“The level of judgment was lower than what I think is fair. Much improvement was made by the judges, and despite the length of the proceedings, the defense was not always treated fairly,” said Karnavas, who has also appeared before the International Criminal Tribunal for the former Yugoslavia and the International Criminal Tribunal for Rwanda. .
“In substantive and procedural law, there are numerous examples where the ECCC not only got it right, but also contributed further to the development of international criminal law.”
There is consensus that the tribunal has moved beyond the inheritance law books.
“Courts have successfully attacked the Khmer Rouge’s longstanding impunity and shown that although it may take a long time, the law can catch those who commit crimes against humanity,” said Craig Acheson, who researched and wrote about the Khmer Rouge and the Khmer Rouge from 2006 to 2012. Was Head of Investigations of the Prosecution Office at the ECCC.

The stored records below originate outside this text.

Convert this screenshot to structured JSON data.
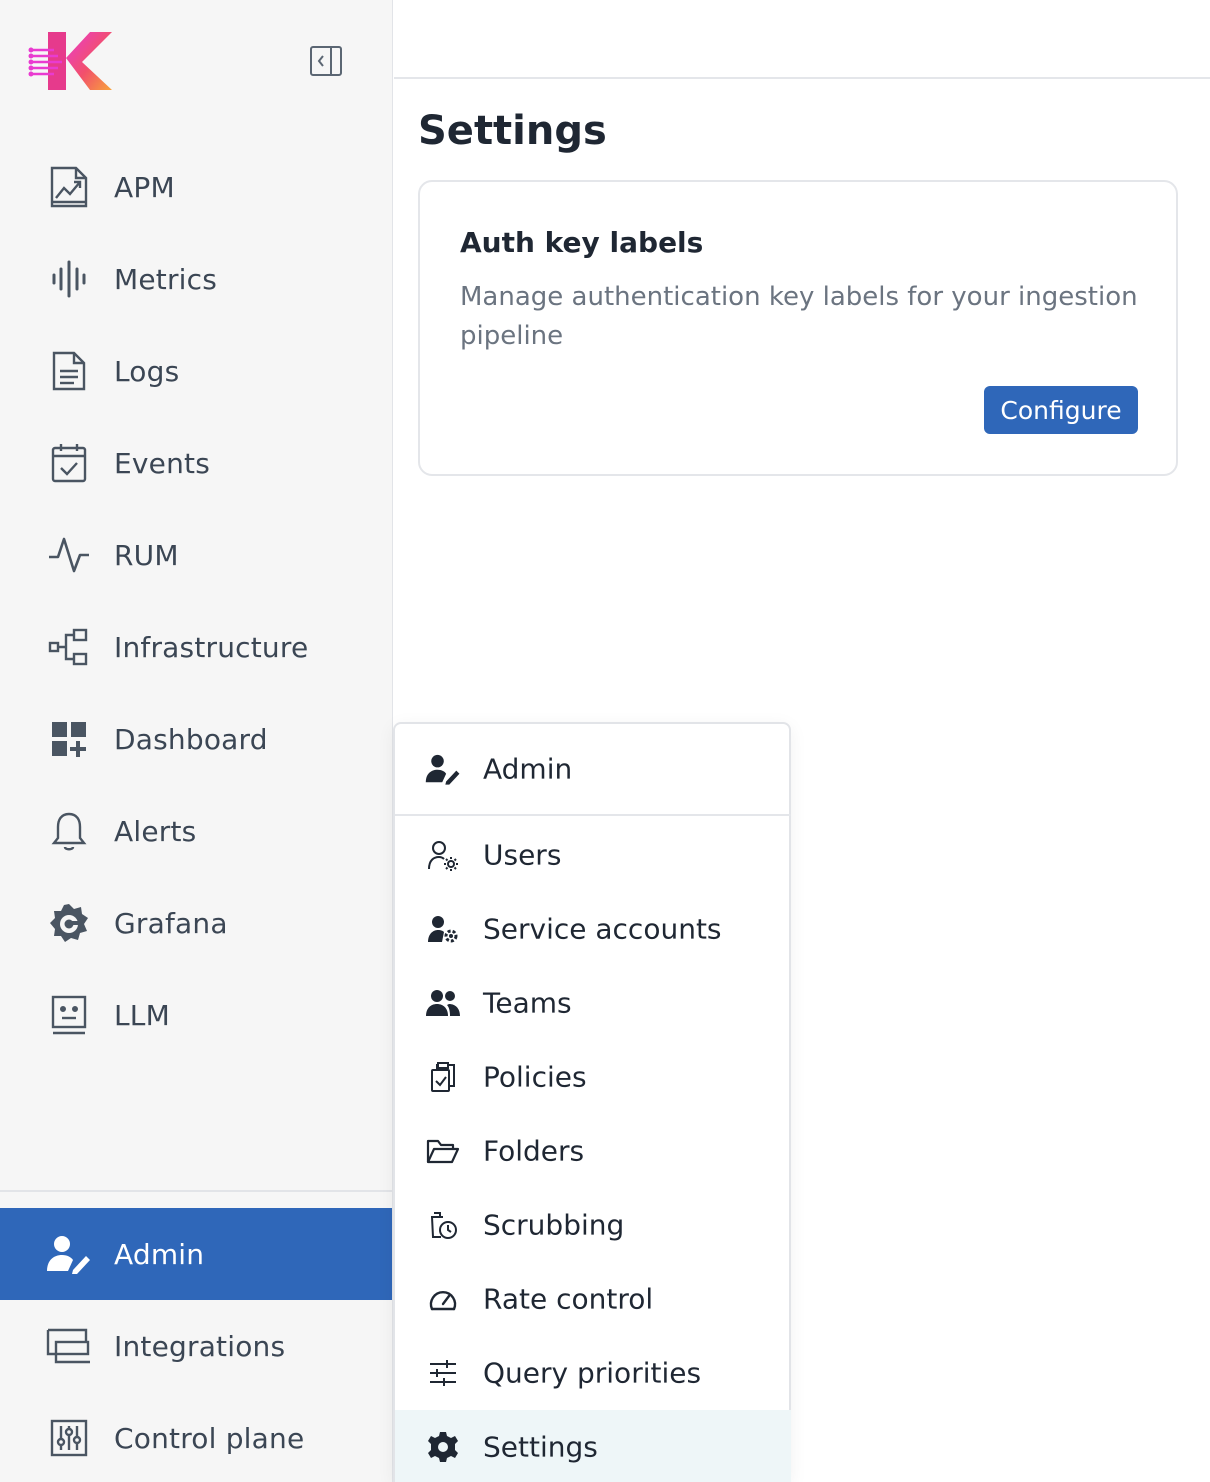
{
  "sidebar": {
    "logo_icon": "k-logo",
    "collapse_icon": "collapse-sidebar-icon",
    "items": [
      {
        "label": "APM",
        "icon": "apm-icon"
      },
      {
        "label": "Metrics",
        "icon": "metrics-icon"
      },
      {
        "label": "Logs",
        "icon": "logs-icon"
      },
      {
        "label": "Events",
        "icon": "events-icon"
      },
      {
        "label": "RUM",
        "icon": "rum-icon"
      },
      {
        "label": "Infrastructure",
        "icon": "infrastructure-icon"
      },
      {
        "label": "Dashboard",
        "icon": "dashboard-icon"
      },
      {
        "label": "Alerts",
        "icon": "bell-icon"
      },
      {
        "label": "Grafana",
        "icon": "grafana-icon"
      },
      {
        "label": "LLM",
        "icon": "llm-icon"
      }
    ],
    "bottom_items": [
      {
        "label": "Admin",
        "icon": "admin-icon",
        "active": true
      },
      {
        "label": "Integrations",
        "icon": "integrations-icon"
      },
      {
        "label": "Control plane",
        "icon": "control-plane-icon"
      }
    ]
  },
  "main": {
    "title": "Settings",
    "card": {
      "title": "Auth key labels",
      "description": "Manage authentication key labels for your ingestion pipeline",
      "button_label": "Configure"
    }
  },
  "admin_menu": {
    "header": {
      "label": "Admin",
      "icon": "admin-icon"
    },
    "items": [
      {
        "label": "Users",
        "icon": "user-gear-icon"
      },
      {
        "label": "Service accounts",
        "icon": "service-account-icon"
      },
      {
        "label": "Teams",
        "icon": "teams-icon"
      },
      {
        "label": "Policies",
        "icon": "policies-icon"
      },
      {
        "label": "Folders",
        "icon": "folder-open-icon"
      },
      {
        "label": "Scrubbing",
        "icon": "scrubbing-icon"
      },
      {
        "label": "Rate control",
        "icon": "gauge-icon"
      },
      {
        "label": "Query priorities",
        "icon": "sliders-icon"
      },
      {
        "label": "Settings",
        "icon": "gear-icon",
        "selected": true
      }
    ]
  },
  "colors": {
    "accent": "#2f67b9",
    "sidebar_bg": "#f6f6f6",
    "selected_menu_bg": "#eef6f8"
  }
}
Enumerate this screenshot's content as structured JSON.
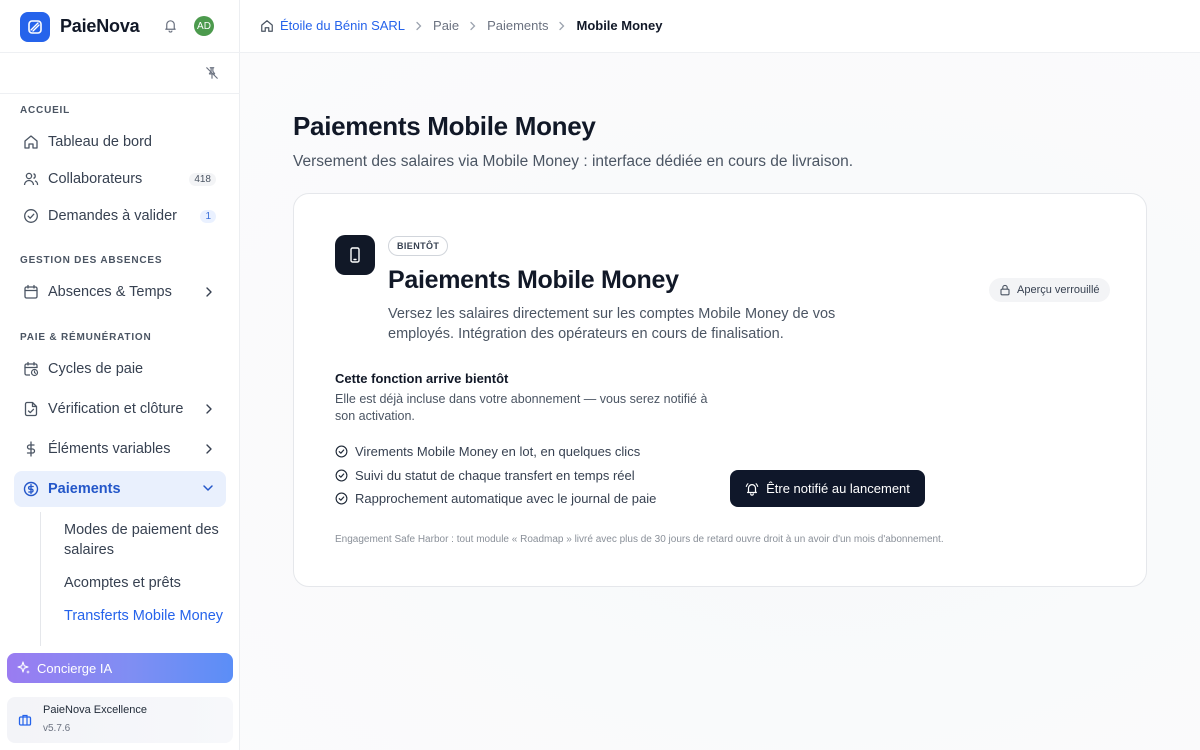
{
  "app": {
    "name": "PaieNova",
    "avatar_initials": "AD",
    "accent": "#2563eb"
  },
  "breadcrumb": [
    "Étoile du Bénin SARL",
    "Paie",
    "Paiements",
    "Mobile Money"
  ],
  "sidebar": {
    "sections": {
      "accueil": "ACCUEIL",
      "absences": "GESTION DES ABSENCES",
      "paie": "PAIE & RÉMUNÉRATION"
    },
    "items": {
      "dashboard": {
        "label": "Tableau de bord",
        "icon": "home-icon"
      },
      "collaborateurs": {
        "label": "Collaborateurs",
        "badge": "418",
        "icon": "users-icon"
      },
      "demandes": {
        "label": "Demandes à valider",
        "badge": "1",
        "icon": "check-circle-icon"
      },
      "absences": {
        "label": "Absences & Temps",
        "icon": "calendar-icon"
      },
      "cycles": {
        "label": "Cycles de paie",
        "icon": "calendar-clock-icon"
      },
      "verification": {
        "label": "Vérification et clôture",
        "icon": "file-check-icon"
      },
      "elements": {
        "label": "Éléments variables",
        "icon": "dollar-icon"
      },
      "paiements": {
        "label": "Paiements",
        "icon": "circle-dollar-icon"
      }
    },
    "sub_items": {
      "modes_line1": "Modes de paiement des",
      "modes_line2": "salaires",
      "acomptes": "Acomptes et prêts",
      "transferts": "Transferts Mobile Money"
    },
    "concierge": "Concierge IA",
    "plan": {
      "name": "PaieNova Excellence",
      "version": "v5.7.6"
    }
  },
  "page": {
    "title": "Paiements Mobile Money",
    "subtitle": "Versement des salaires via Mobile Money : interface dédiée en cours de livraison."
  },
  "card": {
    "badge": "BIENTÔT",
    "title": "Paiements Mobile Money",
    "description": "Versez les salaires directement sur les comptes Mobile Money de vos employés. Intégration des opérateurs en cours de finalisation.",
    "locked_label": "Aperçu verrouillé",
    "coming_title": "Cette fonction arrive bientôt",
    "coming_text": "Elle est déjà incluse dans votre abonnement — vous serez notifié à son activation.",
    "features": [
      "Virements Mobile Money en lot, en quelques clics",
      "Suivi du statut de chaque transfert en temps réel",
      "Rapprochement automatique avec le journal de paie"
    ],
    "notify_button": "Être notifié au lancement",
    "footnote": "Engagement Safe Harbor : tout module « Roadmap » livré avec plus de 30 jours de retard ouvre droit à un avoir d'un mois d'abonnement."
  }
}
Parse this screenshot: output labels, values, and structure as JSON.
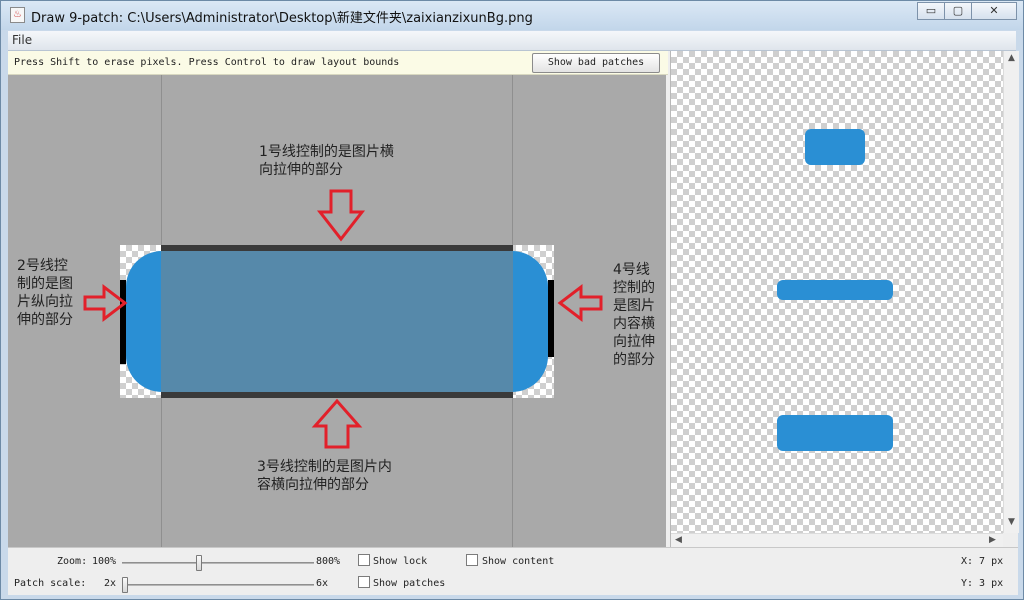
{
  "window": {
    "title": "Draw 9-patch: C:\\Users\\Administrator\\Desktop\\新建文件夹\\zaixianzixunBg.png",
    "app_icon_glyph": "♨",
    "controls": {
      "minimize": "▭",
      "maximize": "▢",
      "close": "✕"
    }
  },
  "menu": {
    "file": "File"
  },
  "hint_bar": {
    "text": "Press Shift to erase pixels. Press Control to draw layout bounds",
    "bad_patches_button": "Show bad patches"
  },
  "editor": {
    "annotations": {
      "line1": [
        "1号线控制的是图片横",
        "向拉伸的部分"
      ],
      "line2": [
        "2号线控",
        "制的是图",
        "片纵向拉",
        "伸的部分"
      ],
      "line3": [
        "3号线控制的是图片内",
        "容横向拉伸的部分"
      ],
      "line4": [
        "4号线",
        "控制的",
        "是图片",
        "内容横",
        "向拉伸",
        "的部分"
      ]
    },
    "arrow_color": "#e2202a"
  },
  "colors": {
    "accent": "#2a8fd4",
    "stretch_overlay": "#5689aa"
  },
  "bottom": {
    "zoom_label": "Zoom:",
    "zoom_min": "100%",
    "zoom_max": "800%",
    "zoom_level": 0.4,
    "patch_scale_label": "Patch scale:",
    "patch_min": "2x",
    "patch_max": "6x",
    "patch_level": 0.0,
    "show_lock": "Show lock",
    "show_content": "Show content",
    "show_patches": "Show patches",
    "x_readout": "X: 7 px",
    "y_readout": "Y: 3 px"
  }
}
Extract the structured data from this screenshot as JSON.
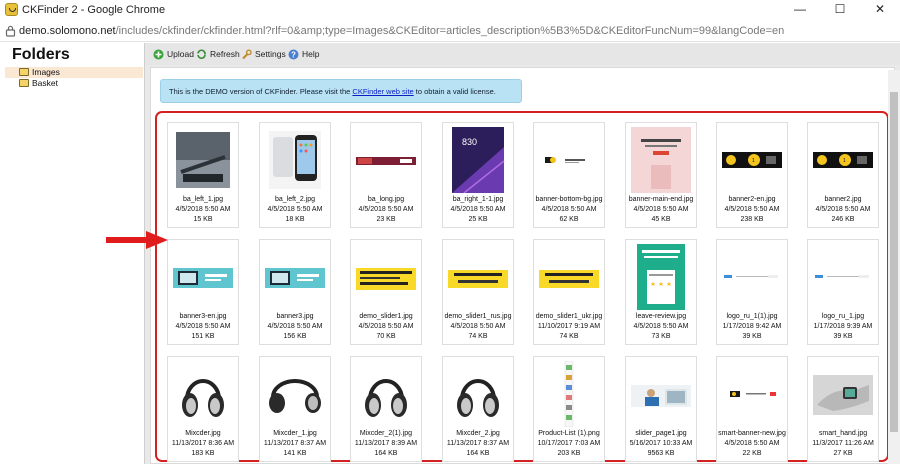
{
  "window": {
    "title": "CKFinder 2 - Google Chrome",
    "minimize": "—",
    "maximize": "☐",
    "close": "✕"
  },
  "address": {
    "host": "demo.solomono.net",
    "path": "/includes/ckfinder/ckfinder.html?rlf=0&amp;type=Images&CKEditor=articles_description%5B3%5D&CKEditorFuncNum=99&langCode=en"
  },
  "sidebar": {
    "title": "Folders",
    "folders": [
      {
        "label": "Images",
        "selected": true
      },
      {
        "label": "Basket",
        "selected": false
      }
    ]
  },
  "toolbar": {
    "upload": "Upload",
    "refresh": "Refresh",
    "settings": "Settings",
    "help": "Help"
  },
  "demo": {
    "before": "This is the DEMO version of CKFinder. Please visit the",
    "link": "CKFinder web site",
    "after": "to obtain a valid license."
  },
  "files": [
    {
      "name": "ba_left_1.jpg",
      "date": "4/5/2018 5:50 AM",
      "size": "15 KB",
      "thumb": "laptop"
    },
    {
      "name": "ba_left_2.jpg",
      "date": "4/5/2018 5:50 AM",
      "size": "18 KB",
      "thumb": "phone"
    },
    {
      "name": "ba_long.jpg",
      "date": "4/5/2018 5:50 AM",
      "size": "23 KB",
      "thumb": "long"
    },
    {
      "name": "ba_right_1-1.jpg",
      "date": "4/5/2018 5:50 AM",
      "size": "25 KB",
      "thumb": "purple"
    },
    {
      "name": "banner-bottom-bg.jpg",
      "date": "4/5/2018 5:50 AM",
      "size": "62 KB",
      "thumb": "bannerbottom"
    },
    {
      "name": "banner-main-end.jpg",
      "date": "4/5/2018 5:50 AM",
      "size": "45 KB",
      "thumb": "pink"
    },
    {
      "name": "banner2-en.jpg",
      "date": "4/5/2018 5:50 AM",
      "size": "238 KB",
      "thumb": "black"
    },
    {
      "name": "banner2.jpg",
      "date": "4/5/2018 5:50 AM",
      "size": "246 KB",
      "thumb": "black"
    },
    {
      "name": "banner3-en.jpg",
      "date": "4/5/2018 5:50 AM",
      "size": "151 KB",
      "thumb": "teal"
    },
    {
      "name": "banner3.jpg",
      "date": "4/5/2018 5:50 AM",
      "size": "156 KB",
      "thumb": "teal"
    },
    {
      "name": "demo_slider1.jpg",
      "date": "4/5/2018 5:50 AM",
      "size": "70 KB",
      "thumb": "yellow"
    },
    {
      "name": "demo_slider1_rus.jpg",
      "date": "4/5/2018 5:50 AM",
      "size": "74 KB",
      "thumb": "yellowdark"
    },
    {
      "name": "demo_slider1_ukr.jpg",
      "date": "11/10/2017 9:19 AM",
      "size": "74 KB",
      "thumb": "yellowdark"
    },
    {
      "name": "leave-review.jpg",
      "date": "4/5/2018 5:50 AM",
      "size": "73 KB",
      "thumb": "review"
    },
    {
      "name": "logo_ru_1(1).jpg",
      "date": "1/17/2018 9:42 AM",
      "size": "39 KB",
      "thumb": "logo"
    },
    {
      "name": "logo_ru_1.jpg",
      "date": "1/17/2018 9:39 AM",
      "size": "39 KB",
      "thumb": "logo"
    },
    {
      "name": "Mixcder.jpg",
      "date": "11/13/2017 8:36 AM",
      "size": "183 KB",
      "thumb": "headphone"
    },
    {
      "name": "Mixcder_1.jpg",
      "date": "11/13/2017 8:37 AM",
      "size": "141 KB",
      "thumb": "headphonewide"
    },
    {
      "name": "Mixcder_2(1).jpg",
      "date": "11/13/2017 8:39 AM",
      "size": "164 KB",
      "thumb": "headphone"
    },
    {
      "name": "Mixcder_2.jpg",
      "date": "11/13/2017 8:37 AM",
      "size": "164 KB",
      "thumb": "headphone"
    },
    {
      "name": "Product-List (1).png",
      "date": "10/17/2017 7:03 AM",
      "size": "203 KB",
      "thumb": "productlist"
    },
    {
      "name": "slider_page1.jpg",
      "date": "5/16/2017 10:33 AM",
      "size": "9563 KB",
      "thumb": "slider"
    },
    {
      "name": "smart-banner-new.jpg",
      "date": "4/5/2018 5:50 AM",
      "size": "22 KB",
      "thumb": "smartbanner"
    },
    {
      "name": "smart_hand.jpg",
      "date": "11/3/2017 11:26 AM",
      "size": "27 KB",
      "thumb": "hand"
    }
  ]
}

“The tribunal also created an extraordinary record of those crimes, including documentation that will be studied by scholars for decades to come, that will educate Cambodia’s youth about their country’s history and that will deeply frustrate any attempt to deny the crimes. Khmer Rouge.”
The issue of the basis of whether justice has been served by the court’s conviction of only the three was addressed by Yuk Chang, director of the Cambodia Documentation Center, which houses the vast evidence of atrocities committed by the Khmer Rouge.
“Judgment is sometimes made by satisfaction, recognition, rather than the number of people you judge,” he told The Associated Press. “That in itself is a broad definition of the word justice, but when people are satisfied, when people are happy with the process or benefit from the process, I think we can conceptualize that as justice.”
Peck reports from Bangkok. AP reporter Jerry Harmer contributed to this report.